Web Engine PreProcessing

This article contains the following topics:
This article contains the following topics:
The web engine goes through two phases when processing an HTMPL file:
  • The preprocessing phase, when it reads the HTMPL file and any referenced files (including files referenced by PDM_INCLUDE and PDM_MACRO tags). The output from preprocessing is an entry in the web engine's internal cache.
  • The generation phase, where it reads the form from its cache and generates HTML. The output from generation is HTML delivered to the browser.
The pre-processing phase is typically done once for each form in the lifetime of the web engine. The generation phase is done each time a form is requested.
You can use the PDM_SET and PDM_EVAL tags during the preprocessor phase to generate and store information, such as HTML text, that the web engine can use in the generation phase.
Preprocessor Variables
Preprocessor variables begin with the string “$PRE.”. They are created and updated with the PDM_SET tag. This tag has the following syntax when used with a preprocessor variable:
<PDM_SET PRE.name[+]=value>
This tag assigns or updates a preprocessor variable, creating it if necessary. It is processed when the web engine encounters it while reading a form. Only the invariant PDM_IF statements affect PDM_SET of a preprocessor variable; others are ignored.
Invariant PDM_IF Detection
When parsing a form, the web engine detects invariant PDM_IF statements. An invariant PDM_IF is one whose argument consists entirely of literals, environment variables, constant properties, and preprocessor variables. When the web engine detects an invariant PDM_IF, it evaluates its condition immediately. This has the following effects:
  • PDM_SET and PDM_EVAL tags that are bypassed by an invariant PDM_IF are ignored. All other pdm_eval tags and PDM_SET tags referencing preprocessor variables are executed when processed, even if they are within a non-invariant PDM_IF.
  • Form variable references bypassed by an invariant PDM_IF are ignored, and their value is not fetched when the form is used. You can use this technique to improve the performance of a form. For example, if a form contains the following, the web engine fetches the value of $args.def before it displays the form:
    <PDM_IF "$env.NX_OTB_MARKET == "itil" && "$args.a" == 1> <h1>This is form $args.def</h1> </PDM_IF>
    However, if the following segment has been written, the web engine determines that the first PDM_IF is invariant, and retrieves the value of $args.def only if $NX_OTB_MARKET is “itil”.
    <PDM_IF "$env.NX_OTB_MARKET == "itil"> <PDM_IF "$args.a" == 1> <h1>This is form $args.def</h1> </PDM_IF> </PDM_IF>
PDM_EVAL Insert Text from a Preprocessor Variable
The PDM_EVAL tag inserts the value of a preprocessor variable into the input to the web engine parser. If used inside a macro, its effect is deferred until the macro completes.

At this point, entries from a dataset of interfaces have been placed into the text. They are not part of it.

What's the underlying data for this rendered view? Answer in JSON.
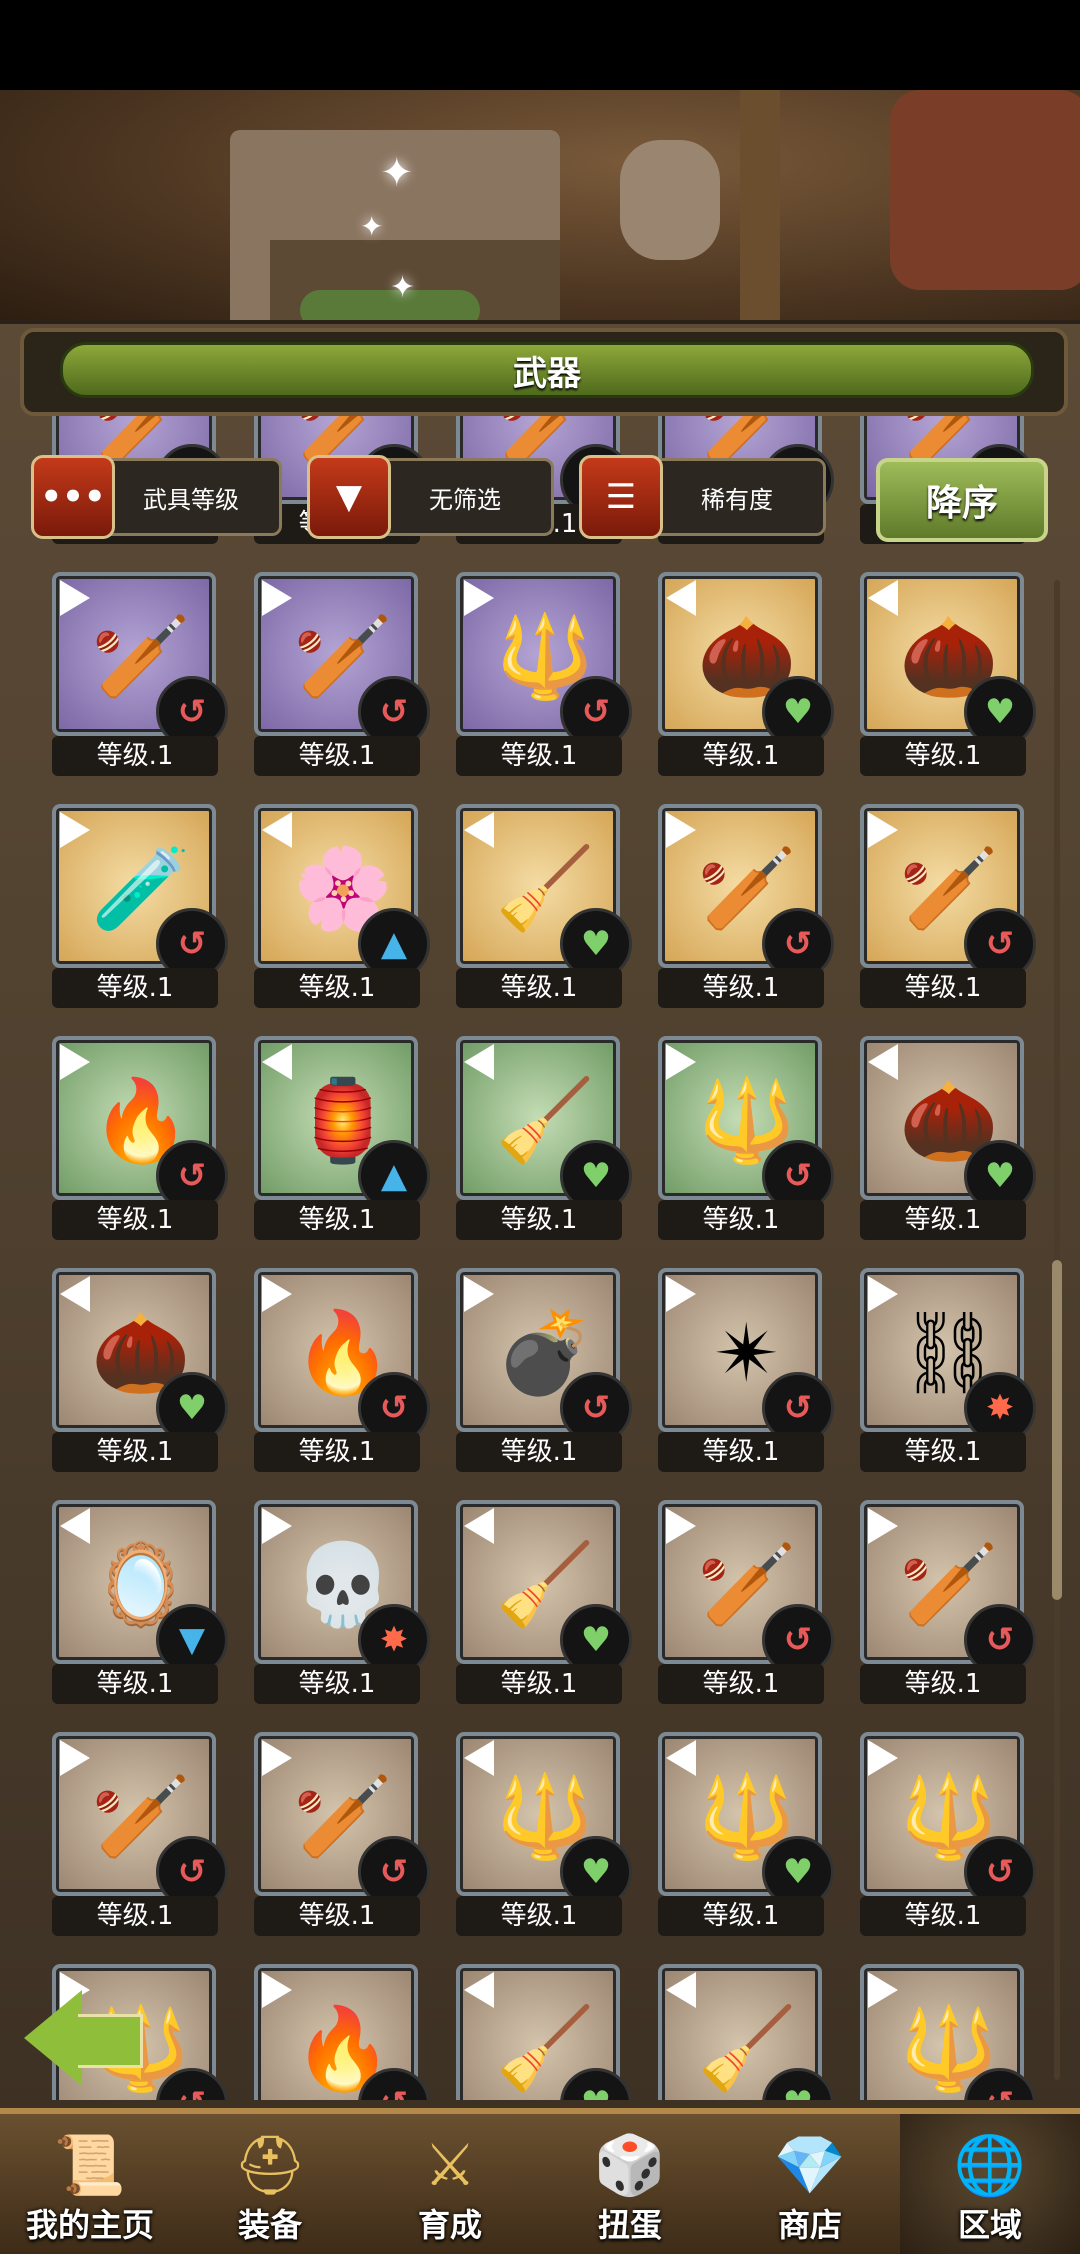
{
  "header": {
    "title": "武器"
  },
  "toolbar": {
    "sort_type_label": "武具等级",
    "sort_type_icon": "ellipsis-icon",
    "filter_label": "无筛选",
    "filter_icon": "funnel-icon",
    "rarity_label": "稀有度",
    "rarity_icon": "bars-icon",
    "order_label": "降序"
  },
  "level_text": "等级.1",
  "colors": {
    "purple": "#7a66a4",
    "gold": "#d4a454",
    "green": "#6e9a64",
    "brown": "#9a8470"
  },
  "items": [
    {
      "rarity": "purple",
      "icon": "club-icon",
      "badge": "swirl",
      "pointer": "right"
    },
    {
      "rarity": "purple",
      "icon": "club-icon",
      "badge": "heart",
      "pointer": "right"
    },
    {
      "rarity": "purple",
      "icon": "club-icon",
      "badge": "heart",
      "pointer": "right"
    },
    {
      "rarity": "purple",
      "icon": "club-icon",
      "badge": "heart",
      "pointer": "right"
    },
    {
      "rarity": "purple",
      "icon": "club-icon",
      "badge": "swirl",
      "pointer": "right"
    },
    {
      "rarity": "purple",
      "icon": "club-icon",
      "badge": "swirl",
      "pointer": "right"
    },
    {
      "rarity": "purple",
      "icon": "club-icon",
      "badge": "swirl",
      "pointer": "right"
    },
    {
      "rarity": "purple",
      "icon": "mace-icon",
      "badge": "swirl",
      "pointer": "right"
    },
    {
      "rarity": "gold",
      "icon": "seed-icon",
      "badge": "heart",
      "pointer": "left"
    },
    {
      "rarity": "gold",
      "icon": "seed-icon",
      "badge": "heart",
      "pointer": "left"
    },
    {
      "rarity": "gold",
      "icon": "potion-icon",
      "badge": "swirl",
      "pointer": "right"
    },
    {
      "rarity": "gold",
      "icon": "flower-ball-icon",
      "badge": "up",
      "pointer": "left"
    },
    {
      "rarity": "gold",
      "icon": "broom-icon",
      "badge": "heart",
      "pointer": "left"
    },
    {
      "rarity": "gold",
      "icon": "club-icon",
      "badge": "swirl",
      "pointer": "right"
    },
    {
      "rarity": "gold",
      "icon": "spiked-club-icon",
      "badge": "swirl",
      "pointer": "right"
    },
    {
      "rarity": "green",
      "icon": "torch-sack-icon",
      "badge": "swirl",
      "pointer": "right"
    },
    {
      "rarity": "green",
      "icon": "lantern-icon",
      "badge": "up",
      "pointer": "left"
    },
    {
      "rarity": "green",
      "icon": "broom-icon",
      "badge": "heart",
      "pointer": "left"
    },
    {
      "rarity": "green",
      "icon": "mace-icon",
      "badge": "swirl",
      "pointer": "right"
    },
    {
      "rarity": "brown",
      "icon": "seed-icon",
      "badge": "heart",
      "pointer": "left"
    },
    {
      "rarity": "brown",
      "icon": "seed-icon",
      "badge": "heart",
      "pointer": "left"
    },
    {
      "rarity": "brown",
      "icon": "torch-sack-icon",
      "badge": "swirl",
      "pointer": "right"
    },
    {
      "rarity": "brown",
      "icon": "crystal-bomb-icon",
      "badge": "swirl",
      "pointer": "right"
    },
    {
      "rarity": "brown",
      "icon": "cube-star-icon",
      "badge": "swirl",
      "pointer": "right"
    },
    {
      "rarity": "brown",
      "icon": "chain-orb-icon",
      "badge": "burst",
      "pointer": "right"
    },
    {
      "rarity": "brown",
      "icon": "mirror-icon",
      "badge": "down",
      "pointer": "left"
    },
    {
      "rarity": "brown",
      "icon": "skull-icon",
      "badge": "burst",
      "pointer": "right"
    },
    {
      "rarity": "brown",
      "icon": "broom-icon",
      "badge": "heart",
      "pointer": "left"
    },
    {
      "rarity": "brown",
      "icon": "club-icon",
      "badge": "swirl",
      "pointer": "right"
    },
    {
      "rarity": "brown",
      "icon": "club-icon",
      "badge": "swirl",
      "pointer": "right"
    },
    {
      "rarity": "brown",
      "icon": "fire-club-icon",
      "badge": "swirl",
      "pointer": "right"
    },
    {
      "rarity": "brown",
      "icon": "fire-club-icon",
      "badge": "swirl",
      "pointer": "right"
    },
    {
      "rarity": "brown",
      "icon": "spear-icon",
      "badge": "heart",
      "pointer": "left"
    },
    {
      "rarity": "brown",
      "icon": "spear-icon",
      "badge": "heart",
      "pointer": "left"
    },
    {
      "rarity": "brown",
      "icon": "mace-icon",
      "badge": "swirl",
      "pointer": "right"
    },
    {
      "rarity": "brown",
      "icon": "mace-icon",
      "badge": "swirl",
      "pointer": "right"
    },
    {
      "rarity": "brown",
      "icon": "torch-sack-icon",
      "badge": "swirl",
      "pointer": "right"
    },
    {
      "rarity": "brown",
      "icon": "broom-icon",
      "badge": "heart",
      "pointer": "left"
    },
    {
      "rarity": "brown",
      "icon": "broom-icon",
      "badge": "heart",
      "pointer": "left"
    },
    {
      "rarity": "brown",
      "icon": "mace-icon",
      "badge": "swirl",
      "pointer": "right"
    }
  ],
  "nav": {
    "items": [
      {
        "label": "我的主页",
        "icon": "scroll-map-icon"
      },
      {
        "label": "装备",
        "icon": "helmet-icon"
      },
      {
        "label": "育成",
        "icon": "sword-icon"
      },
      {
        "label": "扭蛋",
        "icon": "gacha-icon"
      },
      {
        "label": "商店",
        "icon": "gem-icon"
      },
      {
        "label": "区域",
        "icon": "globe-icon"
      }
    ],
    "active_index": 5
  }
}
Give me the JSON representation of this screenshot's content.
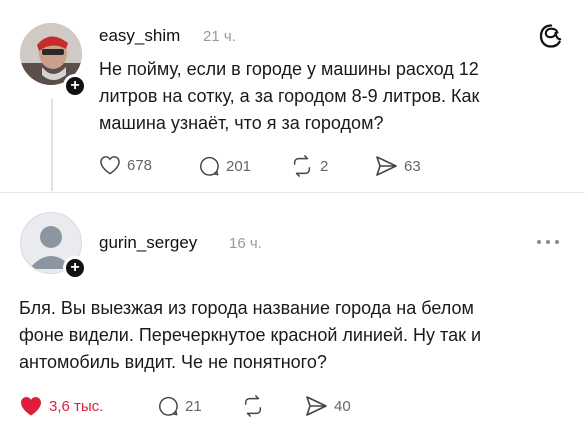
{
  "posts": [
    {
      "username": "easy_shim",
      "time": "21 ч.",
      "text": "Не пойму, если в городе у машины расход 12 литров на сотку, а за городом 8-9 литров. Как машина узнаёт, что я за городом?",
      "lines": [
        "Не пойму, если в городе у машины расход 12",
        "литров на сотку, а за городом 8-9 литров. Как",
        "машина узнаёт, что я за городом?"
      ],
      "likes": "678",
      "comments": "201",
      "reposts": "2",
      "shares": "63",
      "liked": false
    },
    {
      "username": "gurin_sergey",
      "time": "16 ч.",
      "lines": [
        "Бля. Вы выезжая из города название города на белом",
        "фоне видели. Перечеркнутое красной линией. Ну так и",
        "антомобиль видит. Че не понятного?"
      ],
      "likes": "3,6 тыс.",
      "comments": "21",
      "reposts": "",
      "shares": "40",
      "liked": true
    }
  ],
  "colors": {
    "like_active": "#e01e3c",
    "muted": "#9a9a9a",
    "text": "#111111"
  },
  "icons": [
    "threads-logo-icon",
    "plus-icon",
    "heart-icon",
    "comment-icon",
    "repost-icon",
    "share-icon",
    "more-icon"
  ]
}
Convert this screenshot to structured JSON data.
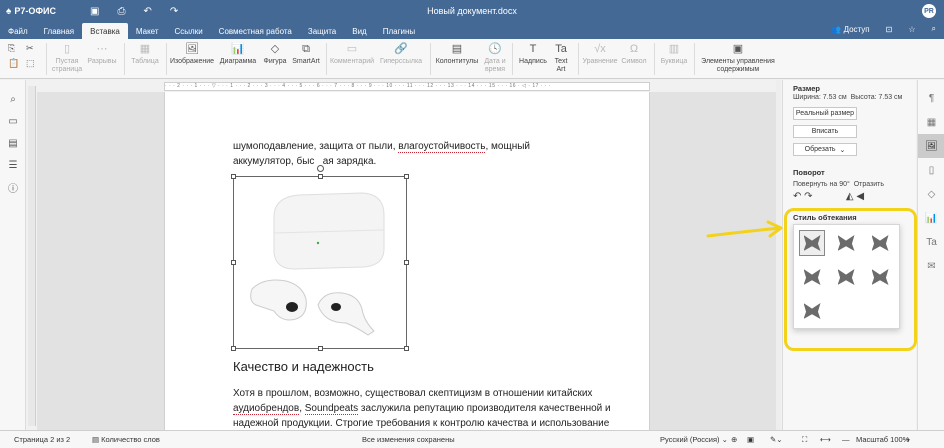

The PDM_EVAL tag works similarly to PDM_INCLUDE or PDM_MACRO. It inserts the text into the parser at the point of the tag, exactly as if the value of its variable had been coded in place of the tag.
PDM_EVAL has the following syntax:
<PDM_EVAL text=PRE.name>
where PRE.name specifies the name of the preprocessor variable whose value is to be inserted into the web engine's input
Execution of the PDM_EVAL tag can be controlled by invariant PDM_IF statements.
On UNIX, the LIBPATH needs to be set before running the utility. Use pdm_task to perform this task. For example, before running the utility, input "pdm_task pdm_eval".